One such insight is that it was not only Madagascar that was settled by Southeast Asians, but also the nearby archipelago of the Comoros, which sits between Madagascar and the northern Mozambique coast. “This took us by surprise,” noted Dr. Crowther “after all, people in the Comoros speak African languages, and they don’t look like they have Southeast Asian ancestry the way that populations on Madagascar do.” But linguistic evidence does provide some support for the team’s idea that the Comoros was part of the settlement process. “When we started looking more closely into research that has been carried out on Comorian languages,” pointed out Dr. Boivin “we were able to find numerous esteemed linguists who had argued for the exact thing we seemed to be seeing in the Comorian archaeological record – a settlement by people from Southeast Asia”.
Much work remains to be done. “We are keen to understand who these people were and what impact they had” said Dr. Crowther. “Amongst events that possibly coincide with the arrival of Austronesian speakers is the disappearance of Madagascar’s famous megafauna, which include giant species of lemur and sloths.” The team plans to return to Madagascar to continue their research.

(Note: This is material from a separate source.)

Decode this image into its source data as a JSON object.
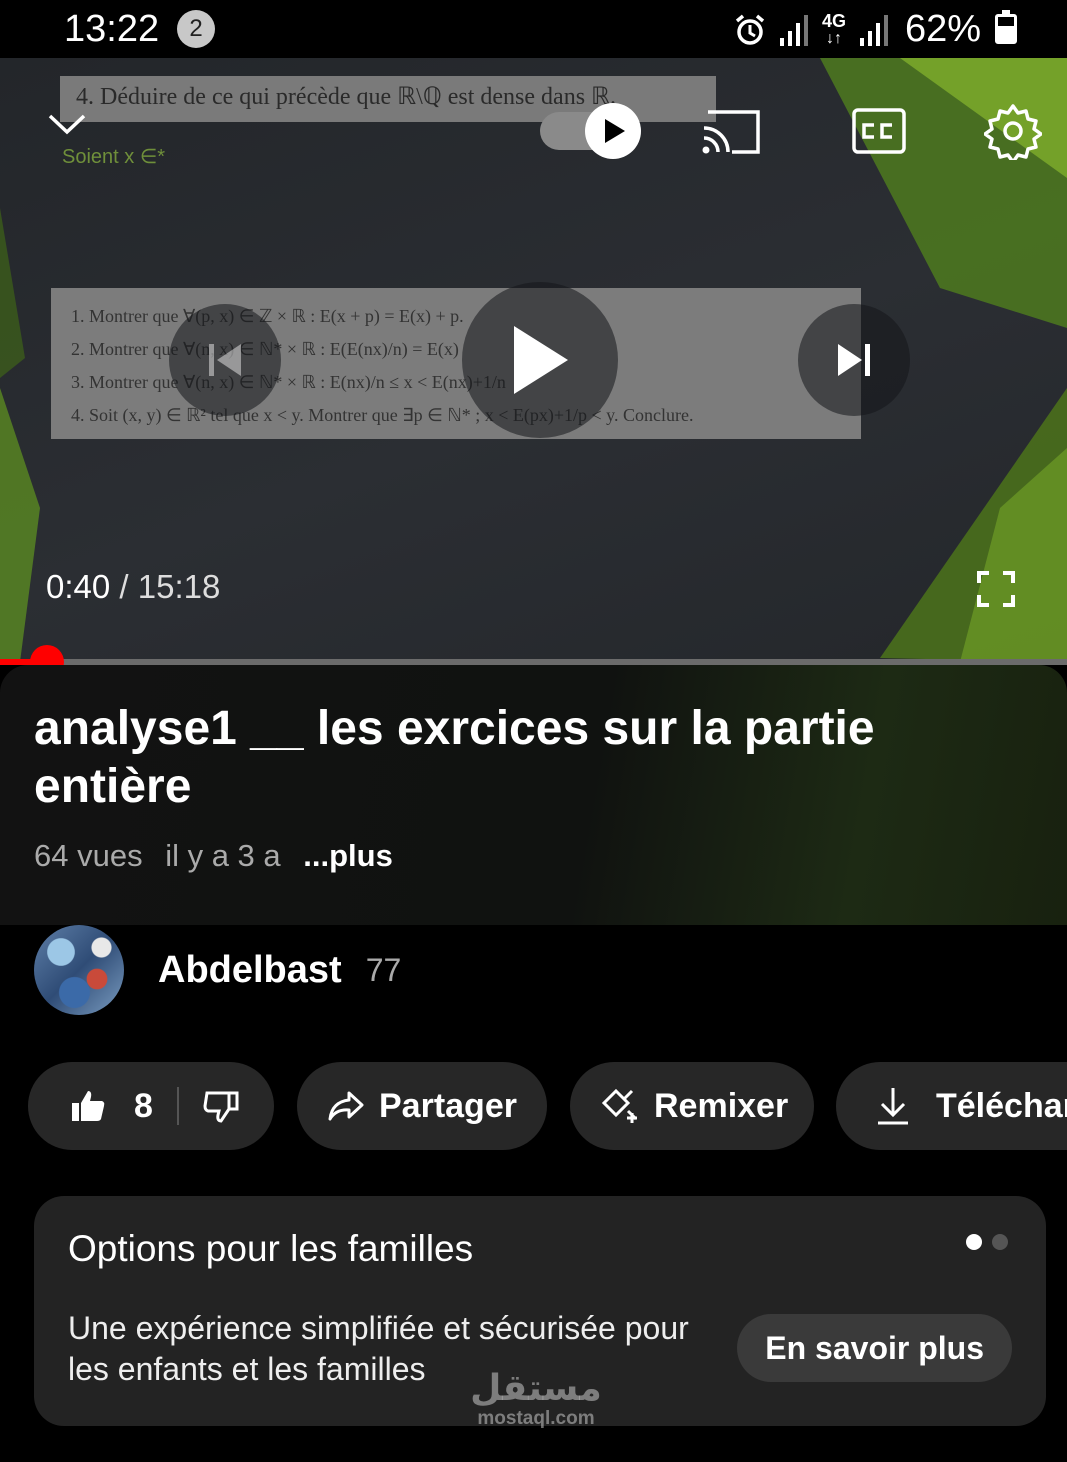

Dr. Boivin and Dr. Crowther are setting up new laboratories at the Max Planck Institute for the Science of Human History and University of Queensland that will collaborate closely in coming years.
“Jared Diamond has a great description of the bizarreness of Madagascar being colonized by people from thousands of kilometers across the Indian Ocean,” said Dr. Boivin. “He argued that it was akin to Columbus reaching the New World and finding it occupied by blond-haired, blue-eyed Scandinavians, speaking not Amerindian languages but something close to Swedish! We still have a lot to learn to understand how this distribution of people and languages came about, in particular the potential role of cross-Indian Ocean slave trading. Now we’ve given ourselves some new tools to work on this.”